A variety of calorie restriction diets and fasting regimens are popular among overweight people. However, starvation could result in unexpected cardiovascular effects. Therefore, it is necessary to evaluate the short-term effects of diets on cardiovascular function, energy metabolism and potential risk of heart damage in case of myocardial infarction. The objective of the present study was to investigate whether the increased level of glucose oxidation or reduction of fatty acid (FA) load in the fed state provides the basis for protection against myocardial infarction in an experimental rat model of ischemia-reperfusion.
We tested the effects of the availability of energy substrates and their metabolites on the heart functionality and energy metabolism under normoxic and ischemia-reperfusion conditions.
In a fasted state, the heart draws energy exclusively from FAs, whereas in a fed state, higher concentration of circulating insulin ensures a partial switch to glucose oxidation, while the load of FA on heart and mitochondria is reduced. Herein, we demonstrate that ischemic damage in hearts isolated from Wistar rats and diabetic Goto-Kakizaki rats is significantly lower in the fed state compared to the fasted state.

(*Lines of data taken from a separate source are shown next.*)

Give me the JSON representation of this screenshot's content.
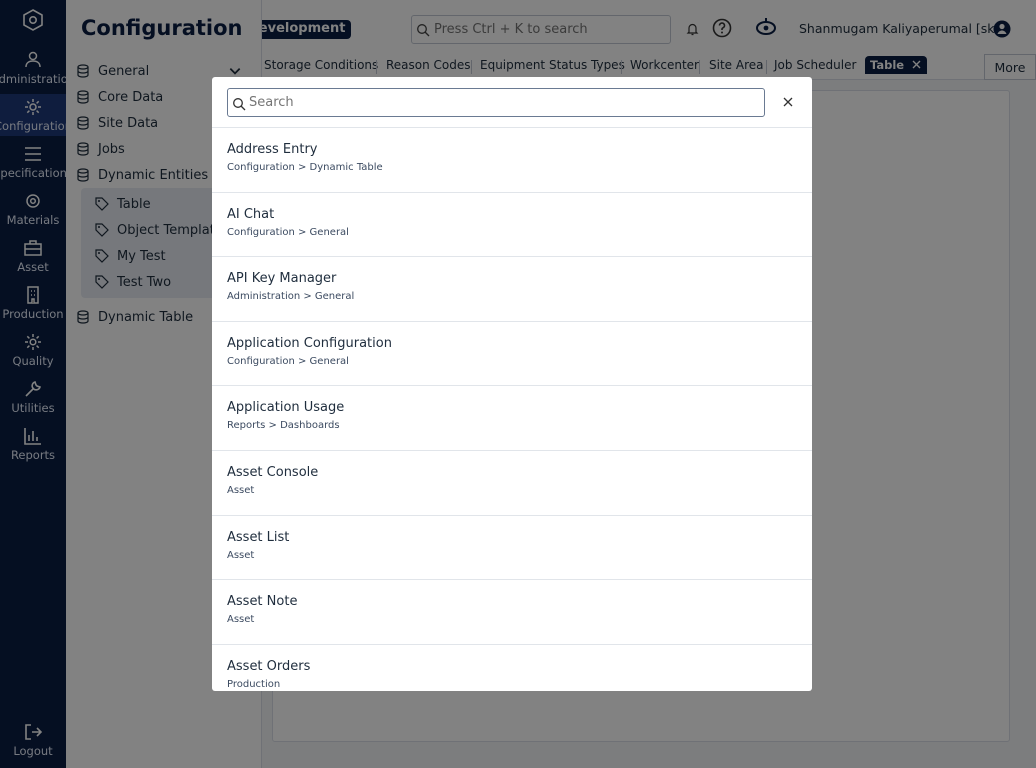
{
  "rail": {
    "items": [
      {
        "label": "Administration",
        "icon": "users-icon"
      },
      {
        "label": "Configuration",
        "icon": "gear-icon"
      },
      {
        "label": "Specifications",
        "icon": "list-icon"
      },
      {
        "label": "Materials",
        "icon": "cog-icon"
      },
      {
        "label": "Asset",
        "icon": "briefcase-icon"
      },
      {
        "label": "Production",
        "icon": "building-icon"
      },
      {
        "label": "Quality",
        "icon": "settings-icon"
      },
      {
        "label": "Utilities",
        "icon": "wrench-icon"
      },
      {
        "label": "Reports",
        "icon": "bar-chart-icon"
      }
    ],
    "logout_label": "Logout"
  },
  "sidebar": {
    "title": "Configuration",
    "items": [
      {
        "label": "General"
      },
      {
        "label": "Core Data"
      },
      {
        "label": "Site Data"
      },
      {
        "label": "Jobs"
      },
      {
        "label": "Dynamic Entities"
      }
    ],
    "sub_items": [
      {
        "label": "Table"
      },
      {
        "label": "Object Templates"
      },
      {
        "label": "My Test"
      },
      {
        "label": "Test Two"
      }
    ],
    "after_item": {
      "label": "Dynamic Table"
    }
  },
  "header": {
    "environment": "Development",
    "search_placeholder": "Press Ctrl + K to search",
    "user_name": "Shanmugam Kaliyaperumal [sk]"
  },
  "tabs": {
    "items": [
      "Storage Conditions",
      "Reason Codes",
      "Equipment Status Types",
      "Workcenter",
      "Site Area",
      "Job Scheduler"
    ],
    "active": "Table",
    "more_label": "More"
  },
  "modal": {
    "search_placeholder": "Search",
    "results": [
      {
        "name": "Address Entry",
        "path": "Configuration > Dynamic Table"
      },
      {
        "name": "AI Chat",
        "path": "Configuration > General"
      },
      {
        "name": "API Key Manager",
        "path": "Administration > General"
      },
      {
        "name": "Application Configuration",
        "path": "Configuration > General"
      },
      {
        "name": "Application Usage",
        "path": "Reports > Dashboards"
      },
      {
        "name": "Asset Console",
        "path": "Asset"
      },
      {
        "name": "Asset List",
        "path": "Asset"
      },
      {
        "name": "Asset Note",
        "path": "Asset"
      },
      {
        "name": "Asset Orders",
        "path": "Production"
      }
    ]
  },
  "colors": {
    "navy": "#0a1f44",
    "rail_active": "#1e3a7a",
    "overlay": "rgba(0,0,0,0.49)"
  }
}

Present findings indicate that postprandial or fed-state physiology, which is characterised by insulin-activated glucose and lactate utilisation, is protective against myocardial infarction. Energy metabolism pattern in the heart is determined by insulin signalling and the availability of FAs. Overall, our study suggests that even overnight fasting could provoke and aggravate cardiovascular events and high-risk cardiovascular patients should avoid prolonged fasting periods.